### Data provided
────────
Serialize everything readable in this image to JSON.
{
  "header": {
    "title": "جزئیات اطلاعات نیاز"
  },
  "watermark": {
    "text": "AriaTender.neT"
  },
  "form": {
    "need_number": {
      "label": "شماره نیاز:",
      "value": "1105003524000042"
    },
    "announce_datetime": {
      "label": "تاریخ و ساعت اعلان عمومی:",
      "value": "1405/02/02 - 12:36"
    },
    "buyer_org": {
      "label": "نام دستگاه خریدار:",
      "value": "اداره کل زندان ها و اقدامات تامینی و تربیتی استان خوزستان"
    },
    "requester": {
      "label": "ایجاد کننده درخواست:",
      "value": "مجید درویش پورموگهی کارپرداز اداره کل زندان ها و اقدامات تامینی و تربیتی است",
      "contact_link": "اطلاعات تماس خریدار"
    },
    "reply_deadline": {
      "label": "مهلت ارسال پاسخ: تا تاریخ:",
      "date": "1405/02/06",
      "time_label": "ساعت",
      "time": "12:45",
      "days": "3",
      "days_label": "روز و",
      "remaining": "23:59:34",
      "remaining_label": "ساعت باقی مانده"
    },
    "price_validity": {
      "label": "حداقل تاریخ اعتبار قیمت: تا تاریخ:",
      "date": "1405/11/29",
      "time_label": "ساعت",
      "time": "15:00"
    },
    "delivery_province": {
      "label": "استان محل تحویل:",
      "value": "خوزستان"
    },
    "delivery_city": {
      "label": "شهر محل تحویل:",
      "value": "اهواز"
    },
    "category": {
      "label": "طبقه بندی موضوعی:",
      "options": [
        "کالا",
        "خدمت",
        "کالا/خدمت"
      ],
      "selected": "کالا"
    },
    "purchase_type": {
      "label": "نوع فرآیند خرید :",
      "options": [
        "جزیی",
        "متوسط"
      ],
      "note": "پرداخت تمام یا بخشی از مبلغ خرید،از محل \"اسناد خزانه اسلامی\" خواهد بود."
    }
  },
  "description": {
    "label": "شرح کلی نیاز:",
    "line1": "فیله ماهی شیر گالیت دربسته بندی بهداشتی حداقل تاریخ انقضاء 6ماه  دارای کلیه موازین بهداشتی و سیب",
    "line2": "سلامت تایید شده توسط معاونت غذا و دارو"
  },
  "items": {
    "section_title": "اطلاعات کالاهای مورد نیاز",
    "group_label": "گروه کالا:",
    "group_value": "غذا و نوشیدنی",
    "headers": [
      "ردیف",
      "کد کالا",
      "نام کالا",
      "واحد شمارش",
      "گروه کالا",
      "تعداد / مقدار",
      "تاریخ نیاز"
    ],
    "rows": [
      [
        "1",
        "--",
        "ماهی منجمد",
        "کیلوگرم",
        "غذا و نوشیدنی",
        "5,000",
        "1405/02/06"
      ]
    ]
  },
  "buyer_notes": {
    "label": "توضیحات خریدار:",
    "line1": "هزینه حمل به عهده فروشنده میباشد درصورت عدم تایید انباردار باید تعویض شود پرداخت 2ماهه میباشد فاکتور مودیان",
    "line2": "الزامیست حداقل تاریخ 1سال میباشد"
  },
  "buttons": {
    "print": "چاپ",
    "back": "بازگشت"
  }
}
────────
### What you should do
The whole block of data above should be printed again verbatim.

### Answer area
Serialize everything readable in this image to JSON.
{
  "header": {
    "title": "جزئیات اطلاعات نیاز"
  },
  "watermark": {
    "text": "AriaTender.neT"
  },
  "form": {
    "need_number": {
      "label": "شماره نیاز:",
      "value": "1105003524000042"
    },
    "announce_datetime": {
      "label": "تاریخ و ساعت اعلان عمومی:",
      "value": "1405/02/02 - 12:36"
    },
    "buyer_org": {
      "label": "نام دستگاه خریدار:",
      "value": "اداره کل زندان ها و اقدامات تامینی و تربیتی استان خوزستان"
    },
    "requester": {
      "label": "ایجاد کننده درخواست:",
      "value": "مجید درویش پورموگهی کارپرداز اداره کل زندان ها و اقدامات تامینی و تربیتی است",
      "contact_link": "اطلاعات تماس خریدار"
    },
    "reply_deadline": {
      "label": "مهلت ارسال پاسخ: تا تاریخ:",
      "date": "1405/02/06",
      "time_label": "ساعت",
      "time": "12:45",
      "days": "3",
      "days_label": "روز و",
      "remaining": "23:59:34",
      "remaining_label": "ساعت باقی مانده"
    },
    "price_validity": {
      "label": "حداقل تاریخ اعتبار قیمت: تا تاریخ:",
      "date": "1405/11/29",
      "time_label": "ساعت",
      "time": "15:00"
    },
    "delivery_province": {
      "label": "استان محل تحویل:",
      "value": "خوزستان"
    },
    "delivery_city": {
      "label": "شهر محل تحویل:",
      "value": "اهواز"
    },
    "category": {
      "label": "طبقه بندی موضوعی:",
      "options": [
        "کالا",
        "خدمت",
        "کالا/خدمت"
      ],
      "selected": "کالا"
    },
    "purchase_type": {
      "label": "نوع فرآیند خرید :",
      "options": [
        "جزیی",
        "متوسط"
      ],
      "note": "پرداخت تمام یا بخشی از مبلغ خرید،از محل \"اسناد خزانه اسلامی\" خواهد بود."
    }
  },
  "description": {
    "label": "شرح کلی نیاز:",
    "line1": "فیله ماهی شیر گالیت دربسته بندی بهداشتی حداقل تاریخ انقضاء 6ماه  دارای کلیه موازین بهداشتی و سیب",
    "line2": "سلامت تایید شده توسط معاونت غذا و دارو"
  },
  "items": {
    "section_title": "اطلاعات کالاهای مورد نیاز",
    "group_label": "گروه کالا:",
    "group_value": "غذا و نوشیدنی",
    "headers": [
      "ردیف",
      "کد کالا",
      "نام کالا",
      "واحد شمارش",
      "گروه کالا",
      "تعداد / مقدار",
      "تاریخ نیاز"
    ],
    "rows": [
      [
        "1",
        "--",
        "ماهی منجمد",
        "کیلوگرم",
        "غذا و نوشیدنی",
        "5,000",
        "1405/02/06"
      ]
    ]
  },
  "buyer_notes": {
    "label": "توضیحات خریدار:",
    "line1": "هزینه حمل به عهده فروشنده میباشد درصورت عدم تایید انباردار باید تعویض شود پرداخت 2ماهه میباشد فاکتور مودیان",
    "line2": "الزامیست حداقل تاریخ 1سال میباشد"
  },
  "buttons": {
    "print": "چاپ",
    "back": "بازگشت"
  }
}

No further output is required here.